David Cameron last night tore into Boris Johnson and Michael Gove over their conduct during the EU referendum.
Breaking his silence three years after he resigned, the former prime minister accused the pair of acting "appallingly" and "trashing the government".
He said they "left the truth at home" with claims that EU membership cost £350 million a week and that Turkey would join the bloc.
Cameron also accused Johnson of blundering in his short time at No 10. He cited "sharp practices" such as the decision to prorogue Parliament, and condemned the expulsion of 21 rebel Tory MPs.
Despite the Government saying Britain must be prepared for a No Deal Brexit, he said he opposed leaving without an agreement.
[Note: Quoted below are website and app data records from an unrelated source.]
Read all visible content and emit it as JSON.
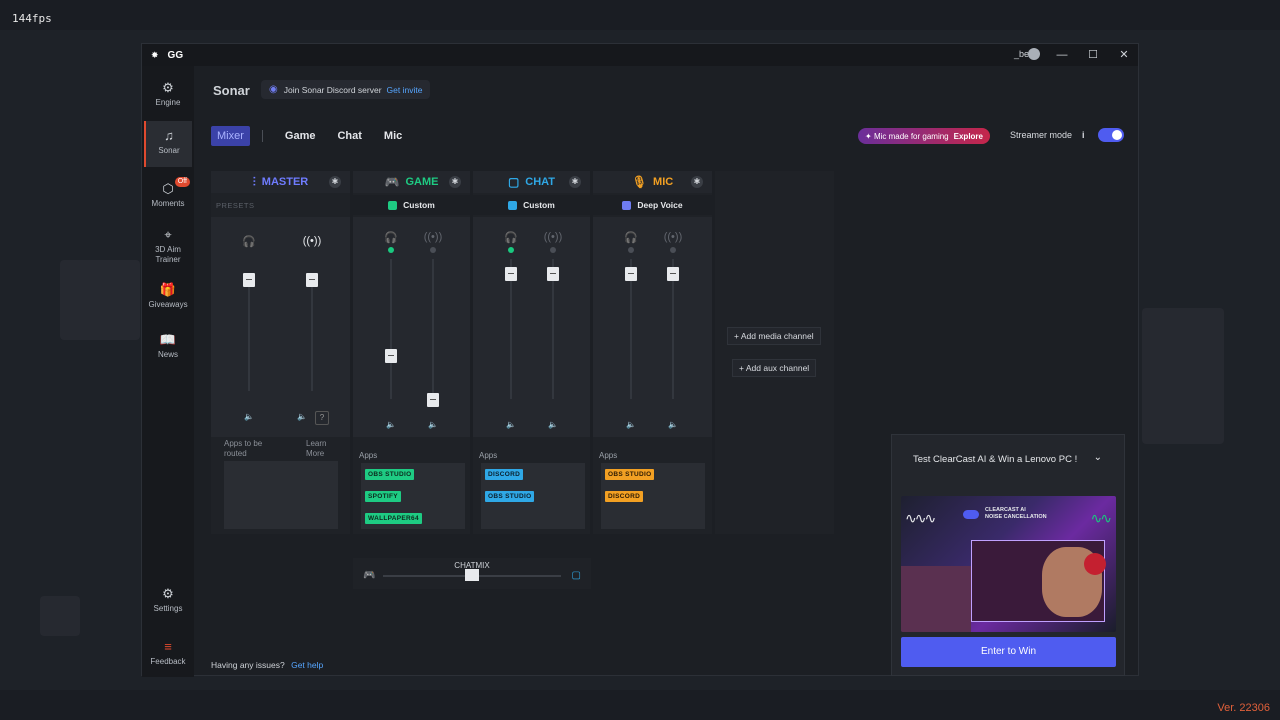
{
  "overlay": {
    "fps": "144fps",
    "version": "Ver. 22306"
  },
  "titlebar": {
    "app": "GG",
    "user": "_be5",
    "minimize": "—",
    "maximize": "☐",
    "close": "✕"
  },
  "sidebar": {
    "items": [
      {
        "label": "Engine",
        "icon": "⚙"
      },
      {
        "label": "Sonar",
        "icon": "♫"
      },
      {
        "label": "Moments",
        "icon": "⬡",
        "badge": "Off"
      },
      {
        "label": "3D Aim\nTrainer",
        "icon": "⌖"
      },
      {
        "label": "Giveaways",
        "icon": "🎁"
      },
      {
        "label": "News",
        "icon": "📖"
      },
      {
        "label": "Settings",
        "icon": "⚙"
      },
      {
        "label": "Feedback",
        "icon": "≡"
      }
    ]
  },
  "header": {
    "title": "Sonar",
    "discord_text": "Join Sonar Discord server",
    "discord_link": "Get invite"
  },
  "tabs": [
    "Mixer",
    "Game",
    "Chat",
    "Mic"
  ],
  "promo": {
    "text": "Mic made for gaming",
    "cta": "Explore"
  },
  "streamer_mode": {
    "label": "Streamer mode",
    "info": "i",
    "enabled": true
  },
  "channels": {
    "master": {
      "name": "MASTER",
      "presets": "PRESETS",
      "note_left": "Apps to be routed",
      "note_right": "Learn More",
      "q": "?"
    },
    "game": {
      "name": "GAME",
      "preset": "Custom",
      "apps_label": "Apps",
      "apps": [
        "OBS STUDIO",
        "SPOTIFY",
        "WALLPAPER64"
      ]
    },
    "chat": {
      "name": "CHAT",
      "preset": "Custom",
      "apps_label": "Apps",
      "apps": [
        "DISCORD",
        "OBS STUDIO"
      ]
    },
    "mic": {
      "name": "MIC",
      "preset": "Deep Voice",
      "apps_label": "Apps",
      "apps": [
        "OBS STUDIO",
        "DISCORD"
      ]
    }
  },
  "add_media": "+ Add media channel",
  "add_aux": "+ Add aux channel",
  "chatmix": {
    "label": "CHATMIX"
  },
  "issues": {
    "text": "Having any issues?",
    "link": "Get help"
  },
  "popup": {
    "title": "Test ClearCast AI & Win a Lenovo PC !",
    "image_text": "CLEARCAST AI\nNOISE CANCELLATION",
    "button": "Enter to Win"
  },
  "colors": {
    "accent": "#4f5cf0",
    "game": "#1ecb83",
    "chat": "#2fa8e6",
    "mic": "#f2a023",
    "master": "#6f7cff",
    "brand": "#e04a2f"
  }
}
Cameron made his explosive comments in an interview with The Times ahead of the publication of his memoirs next week.
Using the interview to open up about his personal anguish over his decision to call a referendum, he hinted that a second vote might be needed.
He spoke candidly about his family and his past but his criticism of Johnson and Gove is likely to attract the most attention.
In the memoirs, For The Record, which will be released on Thursday, Cameron apparently brands Gove, who is now Chancellor of the Duchy of Lancaster, 'mendacious' saying the referendum ruined their close friendship.
He tells how he sent Gove a text message saying "You are either a team player or a w*****" as he resisted being moved from education secretary to chief whip in 2014.
Although Cameron praises Johnson's 'good works' as London mayor, the memoir is understood to include a number of unhelpful anecdotes, including how he was late to emergency Cobra meetings during the London riots in 2011.
Johnson last night tried to play down the rift by insisting that "absolutely nothing" Cameron says "will diminish the affection and respect in which I hold him".
Speaking at an event in Rotherham, Johnson he added: "He has a very distinguished record and a legacy to be proud of."
Cameron's book threatens to intensify the Tory civil war as the Prime Minister prepares for his first party conference as leader in a fortnight's time.
In his interview with The Times, Cameron accused the Vote Leave campaign, which Johnson and Gove led, of misleading voters over the claim that Britain sent £350 million per week to Brussels that could be spent on the Health Service instead, and over the issue of whether Turkey could be stopped from joining the EU.
He said: "Over the issue of whether or not we had a veto over Turkey [joining the EU] and over the issue of the £350 million on the bus, I think they left the truth at home."
Cameron claimed Johnson decided to back the Leave campaign in the hope that it would boost his career. "Boris had never argued for leaving the EU, right?
"Michael was a very strong Eurosceptic but someone whom I'd known as this liberal, compassionate, rational Conservative ended up making arguments about Turkey [joining the EU] and being swamped and what have you.
"They were trashing the government of which they were a part. It was ridiculous."
Cameron also took aim at Johnson over his first weeks in Downing Street, suggesting he was pursuing the wrong Brexit strategy.
He said: "Of course, as a new prime minister I wished Boris well. I wanted him to get a deal from the EU that would have passed in the House of Commons. If that was to happen, I would have been elated.
"But clearly while he started down that road, the strategy has morphed into something quite different.
"Taking the whip from hard-working Conservative MPs and sharp practices using prorogation of Parliament have rebounded. I didn't support either of those things."
Gove declined to comment last night.